[[ Dataset excerpts open ]]

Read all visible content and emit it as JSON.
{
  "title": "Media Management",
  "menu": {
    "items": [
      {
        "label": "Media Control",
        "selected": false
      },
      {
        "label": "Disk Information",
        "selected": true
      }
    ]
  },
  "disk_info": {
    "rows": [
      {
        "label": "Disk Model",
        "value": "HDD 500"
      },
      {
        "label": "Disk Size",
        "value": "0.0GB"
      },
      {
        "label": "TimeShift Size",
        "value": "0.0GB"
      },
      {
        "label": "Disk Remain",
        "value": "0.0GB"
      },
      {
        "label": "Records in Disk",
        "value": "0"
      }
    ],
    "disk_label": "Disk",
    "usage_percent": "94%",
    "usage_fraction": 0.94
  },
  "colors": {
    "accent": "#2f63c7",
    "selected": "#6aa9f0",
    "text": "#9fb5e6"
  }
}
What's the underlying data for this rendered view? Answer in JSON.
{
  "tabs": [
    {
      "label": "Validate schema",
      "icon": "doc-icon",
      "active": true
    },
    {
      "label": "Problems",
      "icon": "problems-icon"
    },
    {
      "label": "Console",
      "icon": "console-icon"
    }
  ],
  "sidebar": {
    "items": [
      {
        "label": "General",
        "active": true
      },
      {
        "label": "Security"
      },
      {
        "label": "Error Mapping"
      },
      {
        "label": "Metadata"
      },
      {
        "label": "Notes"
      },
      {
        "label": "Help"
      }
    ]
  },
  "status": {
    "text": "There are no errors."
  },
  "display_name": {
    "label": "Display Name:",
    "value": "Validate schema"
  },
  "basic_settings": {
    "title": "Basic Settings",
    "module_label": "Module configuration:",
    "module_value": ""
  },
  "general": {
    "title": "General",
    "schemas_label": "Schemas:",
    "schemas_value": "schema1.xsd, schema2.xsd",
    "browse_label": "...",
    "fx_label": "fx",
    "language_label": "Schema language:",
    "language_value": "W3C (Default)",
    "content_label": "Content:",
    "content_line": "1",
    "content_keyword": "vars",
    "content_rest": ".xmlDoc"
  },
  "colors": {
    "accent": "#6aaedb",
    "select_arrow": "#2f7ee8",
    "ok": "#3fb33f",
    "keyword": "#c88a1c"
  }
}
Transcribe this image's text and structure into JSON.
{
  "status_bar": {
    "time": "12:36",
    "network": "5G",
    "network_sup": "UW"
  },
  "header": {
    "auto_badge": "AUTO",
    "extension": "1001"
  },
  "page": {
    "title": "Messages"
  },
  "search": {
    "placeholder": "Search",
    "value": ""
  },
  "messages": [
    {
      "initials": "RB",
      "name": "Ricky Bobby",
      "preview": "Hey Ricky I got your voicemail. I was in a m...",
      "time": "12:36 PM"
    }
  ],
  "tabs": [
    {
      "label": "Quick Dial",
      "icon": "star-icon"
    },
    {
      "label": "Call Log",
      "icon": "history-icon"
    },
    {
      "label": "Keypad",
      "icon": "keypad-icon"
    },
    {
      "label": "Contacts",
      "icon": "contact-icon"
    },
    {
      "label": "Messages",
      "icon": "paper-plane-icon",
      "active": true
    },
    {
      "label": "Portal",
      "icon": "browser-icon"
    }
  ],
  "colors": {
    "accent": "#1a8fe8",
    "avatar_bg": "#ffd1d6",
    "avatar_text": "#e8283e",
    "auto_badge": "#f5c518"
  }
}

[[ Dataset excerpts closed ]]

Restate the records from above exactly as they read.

Read all visible content and emit it as JSON.
{
  "title": "Media Management",
  "menu": {
    "items": [
      {
        "label": "Media Control",
        "selected": false
      },
      {
        "label": "Disk Information",
        "selected": true
      }
    ]
  },
  "disk_info": {
    "rows": [
      {
        "label": "Disk Model",
        "value": "HDD 500"
      },
      {
        "label": "Disk Size",
        "value": "0.0GB"
      },
      {
        "label": "TimeShift Size",
        "value": "0.0GB"
      },
      {
        "label": "Disk Remain",
        "value": "0.0GB"
      },
      {
        "label": "Records in Disk",
        "value": "0"
      }
    ],
    "disk_label": "Disk",
    "usage_percent": "94%",
    "usage_fraction": 0.94
  },
  "colors": {
    "accent": "#2f63c7",
    "selected": "#6aa9f0",
    "text": "#9fb5e6"
  }
}
What's the underlying data for this rendered view? Answer in JSON.
{
  "tabs": [
    {
      "label": "Validate schema",
      "icon": "doc-icon",
      "active": true
    },
    {
      "label": "Problems",
      "icon": "problems-icon"
    },
    {
      "label": "Console",
      "icon": "console-icon"
    }
  ],
  "sidebar": {
    "items": [
      {
        "label": "General",
        "active": true
      },
      {
        "label": "Security"
      },
      {
        "label": "Error Mapping"
      },
      {
        "label": "Metadata"
      },
      {
        "label": "Notes"
      },
      {
        "label": "Help"
      }
    ]
  },
  "status": {
    "text": "There are no errors."
  },
  "display_name": {
    "label": "Display Name:",
    "value": "Validate schema"
  },
  "basic_settings": {
    "title": "Basic Settings",
    "module_label": "Module configuration:",
    "module_value": ""
  },
  "general": {
    "title": "General",
    "schemas_label": "Schemas:",
    "schemas_value": "schema1.xsd, schema2.xsd",
    "browse_label": "...",
    "fx_label": "fx",
    "language_label": "Schema language:",
    "language_value": "W3C (Default)",
    "content_label": "Content:",
    "content_line": "1",
    "content_keyword": "vars",
    "content_rest": ".xmlDoc"
  },
  "colors": {
    "accent": "#6aaedb",
    "select_arrow": "#2f7ee8",
    "ok": "#3fb33f",
    "keyword": "#c88a1c"
  }
}
Transcribe this image's text and structure into JSON.
{
  "status_bar": {
    "time": "12:36",
    "network": "5G",
    "network_sup": "UW"
  },
  "header": {
    "auto_badge": "AUTO",
    "extension": "1001"
  },
  "page": {
    "title": "Messages"
  },
  "search": {
    "placeholder": "Search",
    "value": ""
  },
  "messages": [
    {
      "initials": "RB",
      "name": "Ricky Bobby",
      "preview": "Hey Ricky I got your voicemail. I was in a m...",
      "time": "12:36 PM"
    }
  ],
  "tabs": [
    {
      "label": "Quick Dial",
      "icon": "star-icon"
    },
    {
      "label": "Call Log",
      "icon": "history-icon"
    },
    {
      "label": "Keypad",
      "icon": "keypad-icon"
    },
    {
      "label": "Contacts",
      "icon": "contact-icon"
    },
    {
      "label": "Messages",
      "icon": "paper-plane-icon",
      "active": true
    },
    {
      "label": "Portal",
      "icon": "browser-icon"
    }
  ],
  "colors": {
    "accent": "#1a8fe8",
    "avatar_bg": "#ffd1d6",
    "avatar_text": "#e8283e",
    "auto_badge": "#f5c518"
  }
}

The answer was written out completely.